LRM: The secondary part of the story that I actually also found fascinating is that you could have use any type of criminal cartel, but you basically base it off a human trafficking cartel. Could you actually talk about the development of that part of the story?

Frederick Cipoletti: We were thinking of what would be used as currency in a certain world that didn’t have a currency. We thought human trafficking would happen in that situation. There’s no money to rob. What do you do? You use people. That’s where that came about and we just kind of developed it from there and just kind of ran with it. Through casting, we kind of tailored it more to the script.

LRM: Which Asians did you get involved on before the syndicate? I couldn’t tell with the language myself.

Frederick Cipoletti: Chinese. They spoke Mandarin. A lot of the actors spoke Mandarin, which is great. It actually due to casting. We wanted a diverse group. We were presented with a lot of actors for each role. We developed these characters based on who was brought to us by casting. We just rolled with it.

LRM: With being a small budget to film something like this, you’re probably faced many challenges. What do you suppose was the greatest difficulty for yourself?
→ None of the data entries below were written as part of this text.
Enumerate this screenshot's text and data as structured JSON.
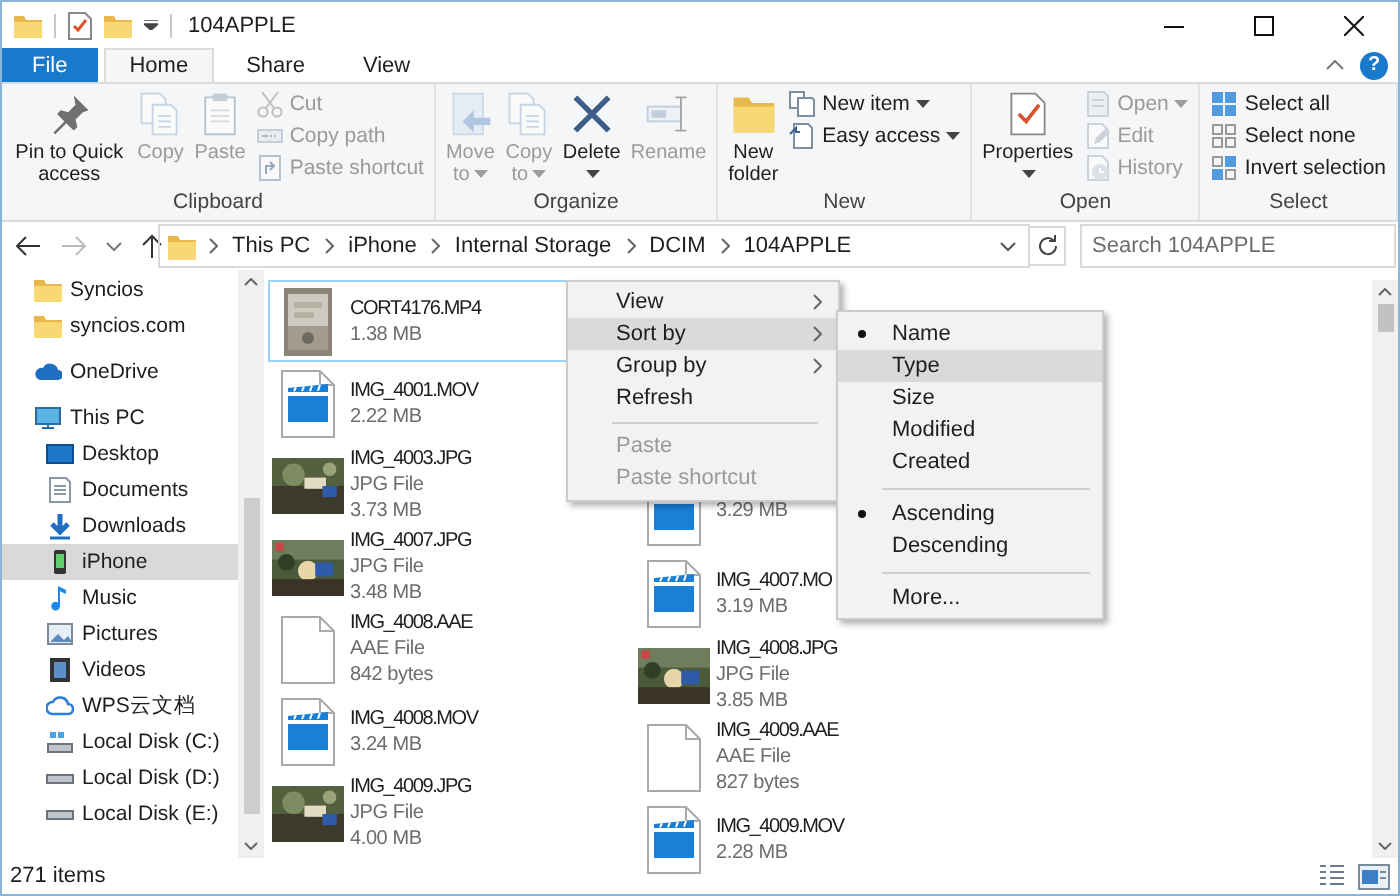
{
  "window": {
    "title": "104APPLE"
  },
  "ribbon_tabs": [
    {
      "label": "File",
      "kind": "file",
      "selected": false
    },
    {
      "label": "Home",
      "kind": "tab",
      "selected": true
    },
    {
      "label": "Share",
      "kind": "tab",
      "selected": false
    },
    {
      "label": "View",
      "kind": "tab",
      "selected": false
    }
  ],
  "help": "?",
  "ribbon": {
    "groups": [
      {
        "label": "Clipboard",
        "buttons": [
          {
            "label": "Pin to Quick access",
            "kind": "large",
            "disabled": false,
            "dropdown": false
          },
          {
            "label": "Copy",
            "kind": "large",
            "disabled": true,
            "dropdown": false
          },
          {
            "label": "Paste",
            "kind": "large",
            "disabled": true,
            "dropdown": false
          },
          {
            "label": "Cut",
            "kind": "small",
            "disabled": true,
            "dropdown": false
          },
          {
            "label": "Copy path",
            "kind": "small",
            "disabled": true,
            "dropdown": false
          },
          {
            "label": "Paste shortcut",
            "kind": "small",
            "disabled": true,
            "dropdown": false
          }
        ]
      },
      {
        "label": "Organize",
        "buttons": [
          {
            "label": "Move to",
            "kind": "large",
            "disabled": true,
            "dropdown": true
          },
          {
            "label": "Copy to",
            "kind": "large",
            "disabled": true,
            "dropdown": true
          },
          {
            "label": "Delete",
            "kind": "large",
            "disabled": false,
            "dropdown": true
          },
          {
            "label": "Rename",
            "kind": "large",
            "disabled": true,
            "dropdown": false
          }
        ]
      },
      {
        "label": "New",
        "buttons": [
          {
            "label": "New folder",
            "kind": "large",
            "disabled": false,
            "dropdown": false
          },
          {
            "label": "New item",
            "kind": "small",
            "disabled": false,
            "dropdown": true
          },
          {
            "label": "Easy access",
            "kind": "small",
            "disabled": false,
            "dropdown": true
          }
        ]
      },
      {
        "label": "Open",
        "buttons": [
          {
            "label": "Properties",
            "kind": "large",
            "disabled": false,
            "dropdown": true
          },
          {
            "label": "Open",
            "kind": "small",
            "disabled": true,
            "dropdown": true
          },
          {
            "label": "Edit",
            "kind": "small",
            "disabled": true,
            "dropdown": false
          },
          {
            "label": "History",
            "kind": "small",
            "disabled": true,
            "dropdown": false
          }
        ]
      },
      {
        "label": "Select",
        "buttons": [
          {
            "label": "Select all",
            "kind": "small",
            "disabled": false,
            "dropdown": false
          },
          {
            "label": "Select none",
            "kind": "small",
            "disabled": false,
            "dropdown": false
          },
          {
            "label": "Invert selection",
            "kind": "small",
            "disabled": false,
            "dropdown": false
          }
        ]
      }
    ]
  },
  "address": {
    "crumbs": [
      "This PC",
      "iPhone",
      "Internal Storage",
      "DCIM",
      "104APPLE"
    ]
  },
  "search": {
    "placeholder": "Search 104APPLE"
  },
  "sidebar": {
    "items": [
      {
        "label": "Syncios",
        "selected": false
      },
      {
        "label": "syncios.com",
        "selected": false
      },
      {
        "label": "OneDrive",
        "selected": false
      },
      {
        "label": "This PC",
        "selected": false,
        "children": [
          {
            "label": "Desktop",
            "selected": false
          },
          {
            "label": "Documents",
            "selected": false
          },
          {
            "label": "Downloads",
            "selected": false
          },
          {
            "label": "iPhone",
            "selected": true
          },
          {
            "label": "Music",
            "selected": false
          },
          {
            "label": "Pictures",
            "selected": false
          },
          {
            "label": "Videos",
            "selected": false
          },
          {
            "label": "WPS云文档",
            "selected": false
          },
          {
            "label": "Local Disk (C:)",
            "selected": false
          },
          {
            "label": "Local Disk (D:)",
            "selected": false
          },
          {
            "label": "Local Disk (E:)",
            "selected": false
          }
        ]
      }
    ]
  },
  "files": {
    "columns": [
      {
        "tiles": [
          {
            "name": "CORT4176.MP4",
            "size": "1.38 MB",
            "kind": "portrait",
            "selected": true
          },
          {
            "name": "IMG_4001.MOV",
            "size": "2.22 MB",
            "kind": "video",
            "selected": false
          },
          {
            "name": "IMG_4003.JPG",
            "type": "JPG File",
            "size": "3.73 MB",
            "selected": false
          },
          {
            "name": "IMG_4007.JPG",
            "type": "JPG File",
            "size": "3.48 MB",
            "selected": false
          },
          {
            "name": "IMG_4008.AAE",
            "type": "AAE File",
            "size": "842 bytes",
            "kind": "document",
            "selected": false
          },
          {
            "name": "IMG_4008.MOV",
            "size": "3.24 MB",
            "kind": "video",
            "selected": false
          },
          {
            "name": "IMG_4009.JPG",
            "type": "JPG File",
            "size": "4.00 MB",
            "selected": false
          }
        ]
      },
      {
        "tiles": [
          {
            "size": "3.29 MB",
            "kind": "video",
            "selected": false
          },
          {
            "name": "IMG_4007.MO",
            "size": "3.19 MB",
            "kind": "video",
            "selected": false
          },
          {
            "name": "IMG_4008.JPG",
            "type": "JPG File",
            "size": "3.85 MB",
            "selected": false
          },
          {
            "name": "IMG_4009.AAE",
            "type": "AAE File",
            "size": "827 bytes",
            "kind": "document",
            "selected": false
          },
          {
            "name": "IMG_4009.MOV",
            "size": "2.28 MB",
            "kind": "video",
            "selected": false
          }
        ]
      }
    ]
  },
  "context_menu": {
    "items": [
      {
        "kind": "item",
        "label": "View",
        "submenu": true,
        "highlighted": false,
        "disabled": false
      },
      {
        "kind": "item",
        "label": "Sort by",
        "submenu": true,
        "highlighted": true,
        "disabled": false
      },
      {
        "kind": "item",
        "label": "Group by",
        "submenu": true,
        "highlighted": false,
        "disabled": false
      },
      {
        "kind": "item",
        "label": "Refresh",
        "submenu": false,
        "highlighted": false,
        "disabled": false
      },
      {
        "kind": "separator"
      },
      {
        "kind": "item",
        "label": "Paste",
        "submenu": false,
        "highlighted": false,
        "disabled": true
      },
      {
        "kind": "item",
        "label": "Paste shortcut",
        "submenu": false,
        "highlighted": false,
        "disabled": true
      }
    ]
  },
  "sort_menu": {
    "items": [
      {
        "kind": "item",
        "label": "Name",
        "checked": true,
        "highlighted": false
      },
      {
        "kind": "item",
        "label": "Type",
        "checked": false,
        "highlighted": true
      },
      {
        "kind": "item",
        "label": "Size",
        "checked": false,
        "highlighted": false
      },
      {
        "kind": "item",
        "label": "Modified",
        "checked": false,
        "highlighted": false
      },
      {
        "kind": "item",
        "label": "Created",
        "checked": false,
        "highlighted": false
      },
      {
        "kind": "separator"
      },
      {
        "kind": "item",
        "label": "Ascending",
        "checked": true,
        "highlighted": false
      },
      {
        "kind": "item",
        "label": "Descending",
        "checked": false,
        "highlighted": false
      },
      {
        "kind": "separator"
      },
      {
        "kind": "item",
        "label": "More...",
        "checked": false,
        "highlighted": false
      }
    ]
  },
  "status_bar": {
    "item_count": "271 items"
  }
}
Frederick Cipoletti: Definitely the location. The locations were extremely tough to get. It’s so vast and the world is supposed to be during the drought. To find those locations that are actually could be used as practical. We wanted realistic locations. We didn’t want to do this on a set. A lot of people chose to film something like this in the desert. We wanted to get away from that. We wanted the practical locations and actual ranches. We might find a beautiful plot of land that would be perfect for a scene, but didn’t technically wasn’t a functioning ranch. There was some with no ranch house on it. There was no people that lived on that property. We had to go to the next thing to find areas that were fit the description of the script to get a wide shot. Also to negotiate and get a location for the property was also a task in hand.

LRM: I noticed that I’m talking to you that you’re from Los Angeles. Why did you go all the way towards like Northern California for something like this? Wasn’t there something closer?
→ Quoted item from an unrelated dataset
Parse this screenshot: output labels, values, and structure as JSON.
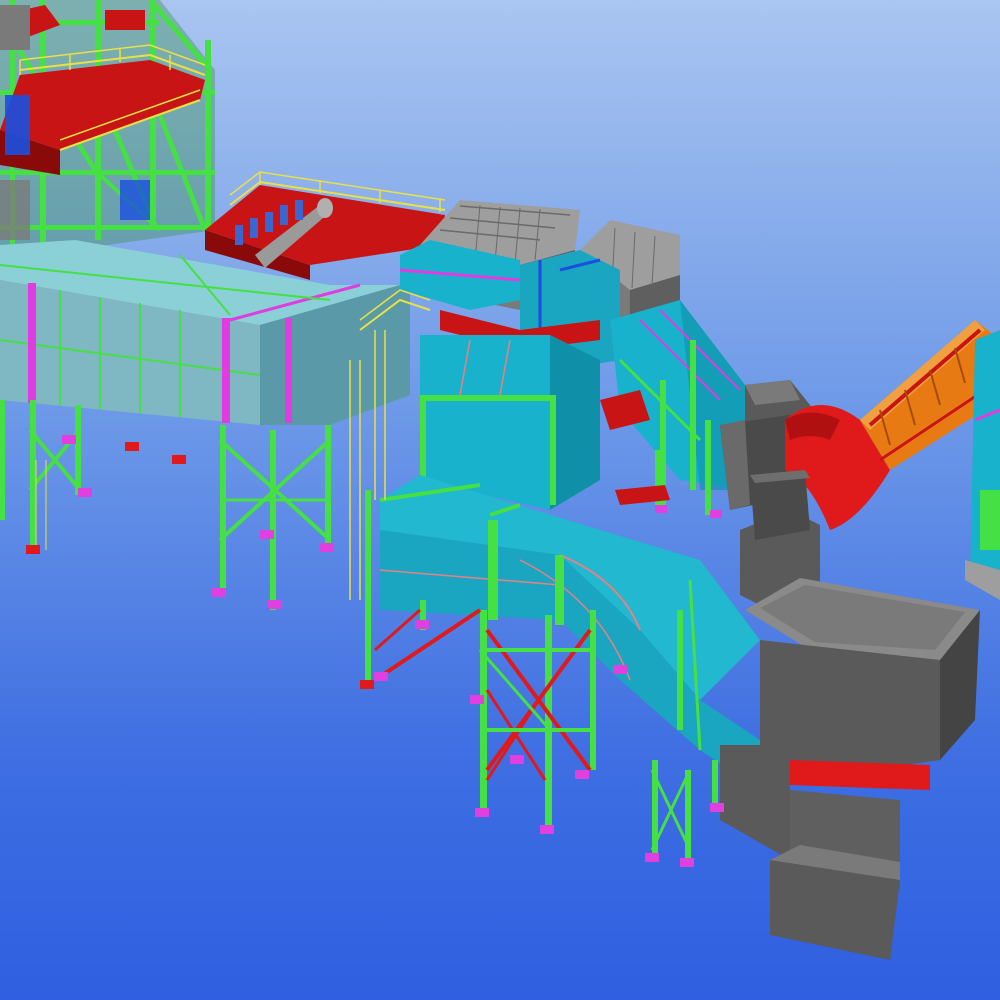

Frederick Cipoletti: We were looking for locations that were a little spread out. In Los Angeles, you couldn’t get the wide shots, because there would be like too many houses in the proximity or in the background. The further that we went north, we found that it was a little bit more spread out and we can kind of get those kind of wide shots, the aerial shots and without having to take things out if we were filming close to Los Angeles. We tried it, honestly. We looked for a long time, outside the Los Angeles area and just nothing. Nothing was really working. It was a little bit more greener. The more north we went, it was drier and drier. We had to do it that way.
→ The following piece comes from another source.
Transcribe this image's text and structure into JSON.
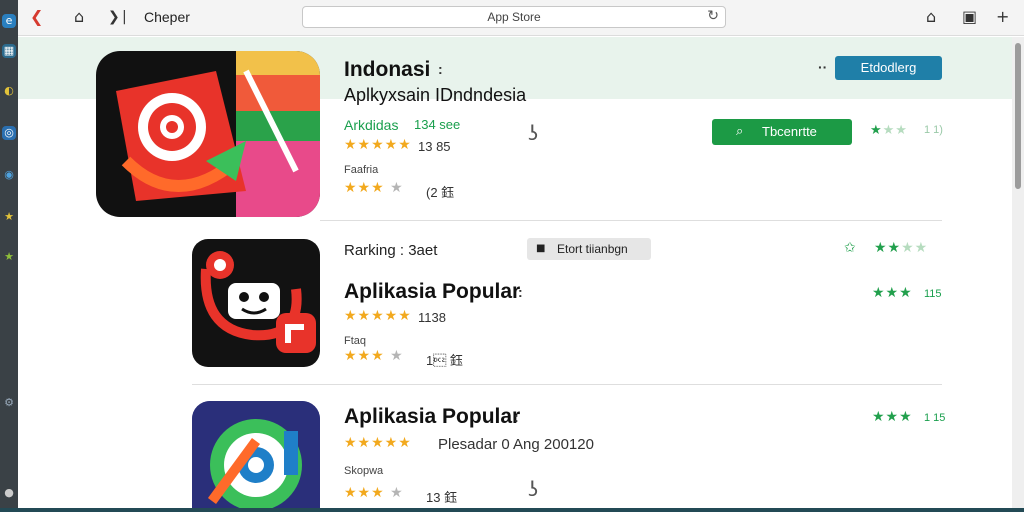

LRM: That explains a lot. I don’t know if anyone told you, but while I was watching this film, I was getting a sense of a modern western type of feel. Was that something you were going for?

Frederick Cipoletti: Not necessarily that I wanted make a western. It’s definitely a modern western for sure. The intention was written to be a modern western, but call it like it is–it is a modern western

LRM: Excellent. Hey, thank you very much for this conversation and I really hope that you stick with the modern Western. We need more of those. Appreciate it.

Frederick Cipoletti: Thank you.

Desolate is playing in select theaters and available on digital today.

Source: LRM Online Exclusive

Gig Patta is a journalist and interviewer for LRM and Latino-Review since 2009. He was a writer for other entertainment sites in the past with Collider and IESB.net. He originally came from the world of print journalism with several years as a reporter with the San Diego Business Journal and California Review. He earned his MBA from the Keller Graduate School of Management and BA in Economics from UC San Diego. Follow him on Instagram @gigpatta or Facebook @officialgigpatta.